RECORDS FOR THE TASK: Begin

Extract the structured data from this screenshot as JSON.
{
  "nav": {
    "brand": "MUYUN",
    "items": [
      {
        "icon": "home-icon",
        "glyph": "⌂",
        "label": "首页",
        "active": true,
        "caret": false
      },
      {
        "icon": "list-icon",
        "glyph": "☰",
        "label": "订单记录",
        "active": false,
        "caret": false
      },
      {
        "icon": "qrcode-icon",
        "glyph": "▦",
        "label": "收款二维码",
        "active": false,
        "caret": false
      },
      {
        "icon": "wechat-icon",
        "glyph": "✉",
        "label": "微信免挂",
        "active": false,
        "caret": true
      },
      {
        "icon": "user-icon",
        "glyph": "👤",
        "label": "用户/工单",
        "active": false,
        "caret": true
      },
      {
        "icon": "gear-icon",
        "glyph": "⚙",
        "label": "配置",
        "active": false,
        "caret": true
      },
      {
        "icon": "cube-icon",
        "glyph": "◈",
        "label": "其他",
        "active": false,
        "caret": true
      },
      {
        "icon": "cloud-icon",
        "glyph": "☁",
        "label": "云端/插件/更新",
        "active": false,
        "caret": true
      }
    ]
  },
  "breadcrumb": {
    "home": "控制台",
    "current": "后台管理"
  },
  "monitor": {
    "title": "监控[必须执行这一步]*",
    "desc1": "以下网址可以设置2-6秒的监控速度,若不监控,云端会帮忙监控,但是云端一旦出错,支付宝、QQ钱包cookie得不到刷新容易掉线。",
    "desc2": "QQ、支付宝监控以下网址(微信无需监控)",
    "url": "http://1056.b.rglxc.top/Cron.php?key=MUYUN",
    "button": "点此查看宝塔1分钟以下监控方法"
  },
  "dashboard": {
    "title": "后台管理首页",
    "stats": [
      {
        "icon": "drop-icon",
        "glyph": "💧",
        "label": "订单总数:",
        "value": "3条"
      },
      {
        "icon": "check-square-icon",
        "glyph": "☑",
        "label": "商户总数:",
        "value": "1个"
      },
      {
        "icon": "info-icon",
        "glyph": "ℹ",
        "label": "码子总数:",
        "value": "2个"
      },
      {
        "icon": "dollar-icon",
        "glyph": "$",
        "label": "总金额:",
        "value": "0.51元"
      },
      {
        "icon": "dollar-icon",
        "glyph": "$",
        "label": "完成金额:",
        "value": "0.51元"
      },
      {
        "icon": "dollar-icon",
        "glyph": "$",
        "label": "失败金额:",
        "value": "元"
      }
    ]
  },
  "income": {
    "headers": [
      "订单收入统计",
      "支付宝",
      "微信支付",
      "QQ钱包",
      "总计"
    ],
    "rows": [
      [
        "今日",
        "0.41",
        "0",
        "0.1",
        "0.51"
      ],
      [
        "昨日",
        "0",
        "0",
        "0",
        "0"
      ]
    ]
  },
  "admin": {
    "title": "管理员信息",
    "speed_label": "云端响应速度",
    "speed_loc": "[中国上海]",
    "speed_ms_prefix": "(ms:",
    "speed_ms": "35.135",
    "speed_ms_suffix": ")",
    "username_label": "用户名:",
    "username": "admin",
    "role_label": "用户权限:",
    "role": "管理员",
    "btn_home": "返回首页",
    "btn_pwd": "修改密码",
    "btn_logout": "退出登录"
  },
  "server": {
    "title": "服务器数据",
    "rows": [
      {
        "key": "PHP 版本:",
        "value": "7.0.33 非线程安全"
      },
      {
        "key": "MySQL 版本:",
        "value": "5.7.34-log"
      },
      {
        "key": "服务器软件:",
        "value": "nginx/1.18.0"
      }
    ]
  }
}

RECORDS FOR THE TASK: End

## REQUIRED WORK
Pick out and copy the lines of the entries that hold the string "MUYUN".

## RESPONSE BOX
    "brand": "MUYUN",
    "url": "http://1056.b.rglxc.top/Cron.php?key=MUYUN",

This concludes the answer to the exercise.